DATA FOR THIS EXERCISE

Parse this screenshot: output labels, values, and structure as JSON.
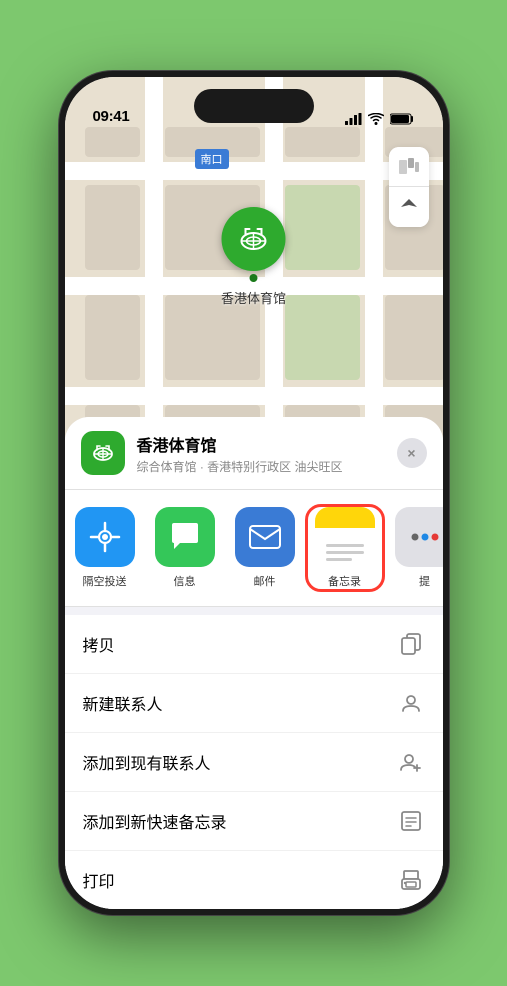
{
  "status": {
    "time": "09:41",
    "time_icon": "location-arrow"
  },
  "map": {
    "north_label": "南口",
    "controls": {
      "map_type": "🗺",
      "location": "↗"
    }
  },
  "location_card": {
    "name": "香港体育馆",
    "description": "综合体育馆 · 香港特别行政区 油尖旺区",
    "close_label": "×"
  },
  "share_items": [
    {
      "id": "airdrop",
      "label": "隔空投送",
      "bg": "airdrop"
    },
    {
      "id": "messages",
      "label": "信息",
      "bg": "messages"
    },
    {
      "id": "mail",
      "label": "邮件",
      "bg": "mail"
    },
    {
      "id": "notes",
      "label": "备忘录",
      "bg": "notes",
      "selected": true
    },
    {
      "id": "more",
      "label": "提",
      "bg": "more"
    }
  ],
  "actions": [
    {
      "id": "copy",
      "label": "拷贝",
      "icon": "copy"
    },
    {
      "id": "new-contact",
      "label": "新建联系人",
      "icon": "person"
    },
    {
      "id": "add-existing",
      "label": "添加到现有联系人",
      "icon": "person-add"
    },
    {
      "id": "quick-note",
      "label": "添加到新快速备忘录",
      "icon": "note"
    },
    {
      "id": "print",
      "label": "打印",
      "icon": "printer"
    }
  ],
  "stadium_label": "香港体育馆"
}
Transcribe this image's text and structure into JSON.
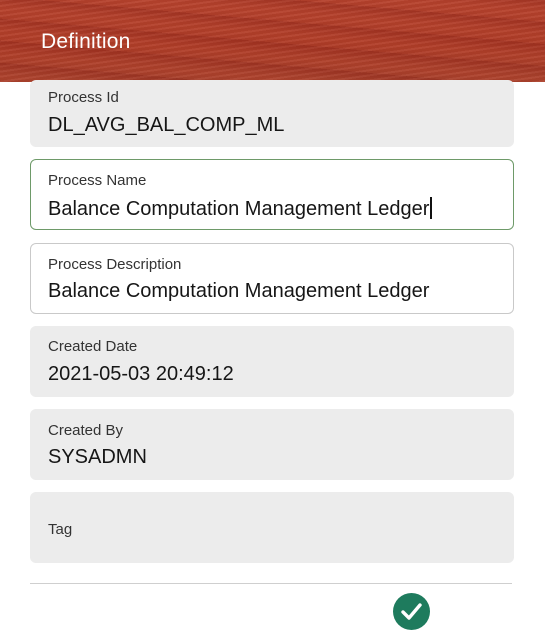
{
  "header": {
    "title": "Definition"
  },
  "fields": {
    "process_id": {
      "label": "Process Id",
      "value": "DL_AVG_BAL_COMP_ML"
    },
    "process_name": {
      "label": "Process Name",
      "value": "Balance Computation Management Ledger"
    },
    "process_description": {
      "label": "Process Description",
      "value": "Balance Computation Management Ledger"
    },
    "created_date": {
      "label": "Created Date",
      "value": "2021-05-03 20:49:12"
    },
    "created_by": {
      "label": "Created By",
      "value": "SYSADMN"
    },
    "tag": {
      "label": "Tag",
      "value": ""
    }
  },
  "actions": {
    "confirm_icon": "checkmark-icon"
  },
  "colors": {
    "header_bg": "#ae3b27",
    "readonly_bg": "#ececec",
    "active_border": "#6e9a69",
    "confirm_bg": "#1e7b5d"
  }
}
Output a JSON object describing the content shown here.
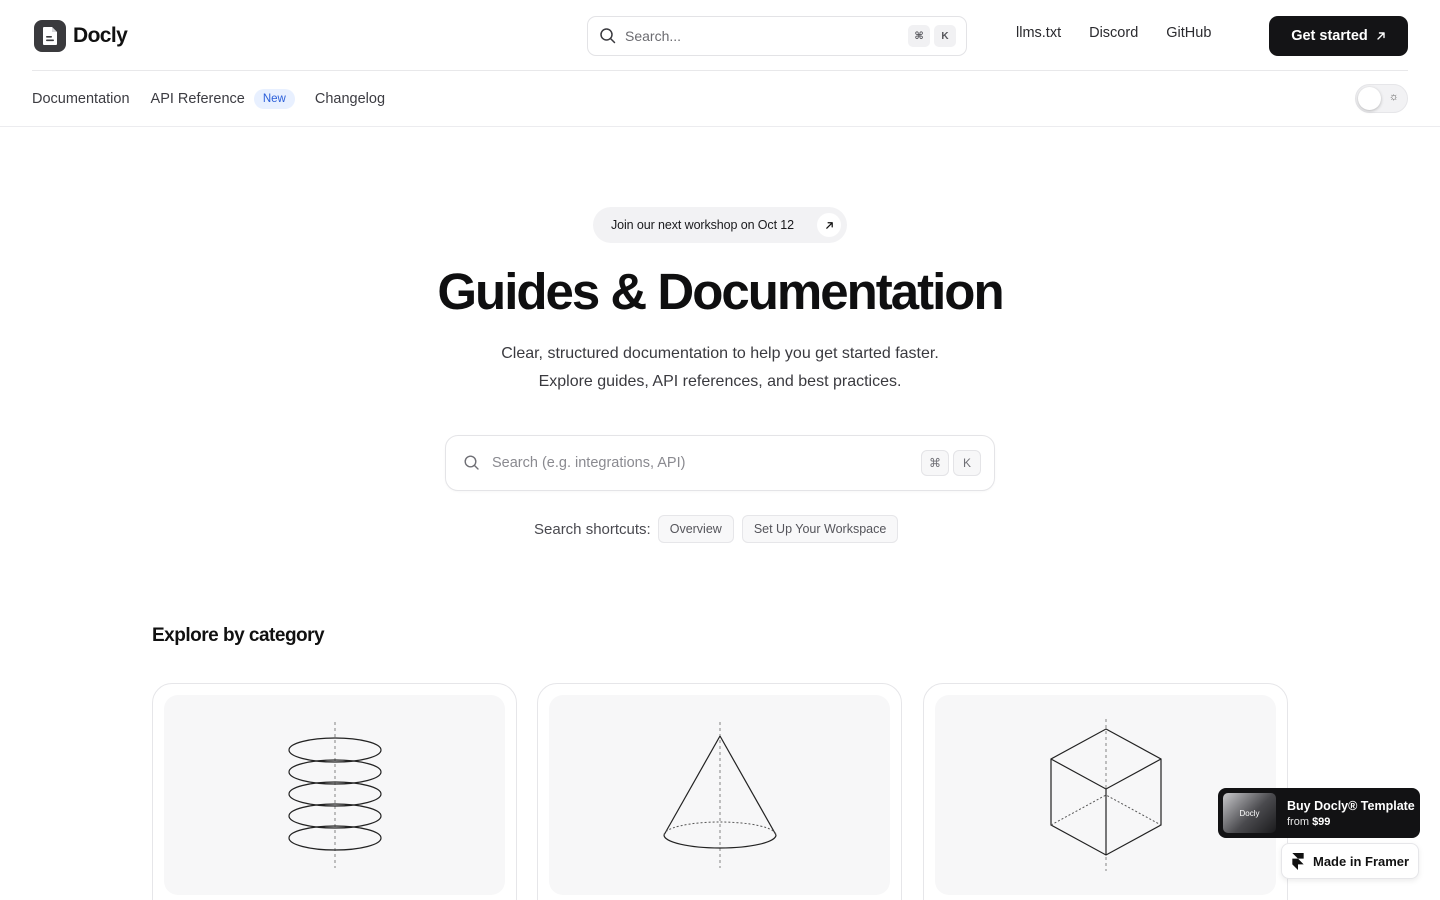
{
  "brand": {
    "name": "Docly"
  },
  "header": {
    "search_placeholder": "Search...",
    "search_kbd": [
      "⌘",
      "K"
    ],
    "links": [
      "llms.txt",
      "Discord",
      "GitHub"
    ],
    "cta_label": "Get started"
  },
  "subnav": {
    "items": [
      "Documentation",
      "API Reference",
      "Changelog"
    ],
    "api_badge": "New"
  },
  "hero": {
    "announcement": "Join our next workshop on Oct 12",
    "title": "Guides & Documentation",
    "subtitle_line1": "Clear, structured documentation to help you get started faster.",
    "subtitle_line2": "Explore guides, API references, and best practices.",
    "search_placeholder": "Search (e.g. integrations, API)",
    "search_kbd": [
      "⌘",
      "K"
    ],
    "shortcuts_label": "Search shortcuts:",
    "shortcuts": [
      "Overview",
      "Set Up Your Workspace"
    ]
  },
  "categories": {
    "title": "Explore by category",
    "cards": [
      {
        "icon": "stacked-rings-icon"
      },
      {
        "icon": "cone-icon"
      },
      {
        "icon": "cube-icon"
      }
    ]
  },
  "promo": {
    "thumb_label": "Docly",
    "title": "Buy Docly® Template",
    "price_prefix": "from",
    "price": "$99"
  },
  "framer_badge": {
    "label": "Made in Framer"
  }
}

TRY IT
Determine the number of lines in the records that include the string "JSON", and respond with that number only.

RESPONSE BOX
3